* All the news that’s fit to post (shift.com via Wayback Machine)
Stories from today:
* The remarkable rise of Brian Stelter (newrepublic.com)
* CNN lays off more than 40 senior journalists (ft.com)
(Illustration: Piotr Lesniak)
“Twelve years ago, on January 23, 2002, Danny left my home in Karachi, Pakistan, for an interview and never came back.” – Asra Q. Nomani
* This is Danny Pearl’s final story (washingtonian.com)
A Romenesko reader writes:
Eagle-eyed friend noticed the lead “Latest” “Featured story” on the Oregonian’s weather website is actually FOUR months old. Real forecast: No rain for the next week. It’s actually unusually dry here this winter.
* Heavy rain, strong winds expected (oregonlive.com)
Romenesko reader Dan Zimmerman writes: “I think the ancient weather reports links are a standard Advance website habit. Here in New Orleans right now, if you go to nola.com and click through to the weather page, the Pic’s first story is current weather, but the second one is weather from December 16, 2010.”
* The AP cuts ties with a photographer who altered an image from Syria last year. Narciso Contreras took a colleague’s video camera out of a photo of a Syrian rebel fighter. (ap.org)
* Does it matter that Vogue Photoshopped Lena Dunham? (npr.org)
* Photojournalist: Digital First Media won’t pay me $1,400 for the work I did in Syria “at risk of life and limb, and at my own expense.” (reddit.com)
* The story behind the Velveeta-shortage story. (adage.com)
* Brian Stelter “has alchemized TV fanboyism into an actual career on television.” (newrepublic.com)
* Two women are at the top of Harvard Lampoon’s masthead. “The feeling around here and elsewhere is, it’s about time,” says the departing Lampoon president. (bostonglobe.com)
* “The intensity of interest in my son’s disappearance was extraordinary,” writes Boston Globe columnist Jeff Jacoby. (bostonglobe.com) | The teen ran away from home, say police. (forward.com)
* The family-owned Fredericksburg (VA) Free Lance-Star files for Chapter 11 bankruptcy. (fredericksburg.com)
* Report: “Piers Morgan is on ever more precarious footing as CNN’s 9 p.m. talk show host” (thewrap.com)
* Upworthy editorial director: “From the beginning, we’ve been very clear that we are not journalists and we are not a journalistic operation.” (philadelphiaweekly.com)
* CNN is bashed for publishing an Upworthy-like tweet. (hypervocal.com)
* A Gannett newspapers and broadcasting breakup “makes long-term sense,” says an analyst. (bloomberg.com)

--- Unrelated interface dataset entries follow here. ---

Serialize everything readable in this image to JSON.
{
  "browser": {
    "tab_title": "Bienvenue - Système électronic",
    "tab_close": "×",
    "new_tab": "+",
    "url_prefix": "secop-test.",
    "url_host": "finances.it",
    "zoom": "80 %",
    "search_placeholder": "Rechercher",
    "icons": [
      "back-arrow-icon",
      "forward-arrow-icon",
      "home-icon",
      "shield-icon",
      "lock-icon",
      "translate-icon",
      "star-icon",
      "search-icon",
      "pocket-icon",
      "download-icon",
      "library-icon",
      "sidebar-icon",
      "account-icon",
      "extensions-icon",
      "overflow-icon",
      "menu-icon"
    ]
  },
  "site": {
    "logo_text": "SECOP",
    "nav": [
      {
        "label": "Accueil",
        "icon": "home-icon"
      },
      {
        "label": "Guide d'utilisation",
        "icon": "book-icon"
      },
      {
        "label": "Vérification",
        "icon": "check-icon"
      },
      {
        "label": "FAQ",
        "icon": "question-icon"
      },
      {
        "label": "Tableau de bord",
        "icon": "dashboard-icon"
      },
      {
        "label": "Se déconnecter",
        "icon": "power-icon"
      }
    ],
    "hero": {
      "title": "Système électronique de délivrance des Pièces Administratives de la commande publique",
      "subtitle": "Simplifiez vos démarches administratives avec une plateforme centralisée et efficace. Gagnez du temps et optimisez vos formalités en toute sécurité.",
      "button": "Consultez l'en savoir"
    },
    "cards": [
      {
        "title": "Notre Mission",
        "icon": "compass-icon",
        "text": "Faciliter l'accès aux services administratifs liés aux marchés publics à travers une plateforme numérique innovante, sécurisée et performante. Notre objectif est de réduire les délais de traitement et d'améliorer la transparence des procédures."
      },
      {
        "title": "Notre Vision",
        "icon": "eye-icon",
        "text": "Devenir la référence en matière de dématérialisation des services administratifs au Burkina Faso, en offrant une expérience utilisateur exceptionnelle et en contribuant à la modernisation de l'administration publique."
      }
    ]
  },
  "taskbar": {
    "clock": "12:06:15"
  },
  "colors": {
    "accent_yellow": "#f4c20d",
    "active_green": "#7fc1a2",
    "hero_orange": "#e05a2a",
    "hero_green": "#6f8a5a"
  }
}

* Winston-Salem Chronicle wants a $100,000 loan from the city. “Should this loan be approved, it will look like the City of Winston-Salem is playing favorites in our local media market,” says a Chronicle competitor. (camelcitydispatch.com)
* Do you have what it takes to be the Deputy Geeky Editor at BuzzFeed? (jobscore.com)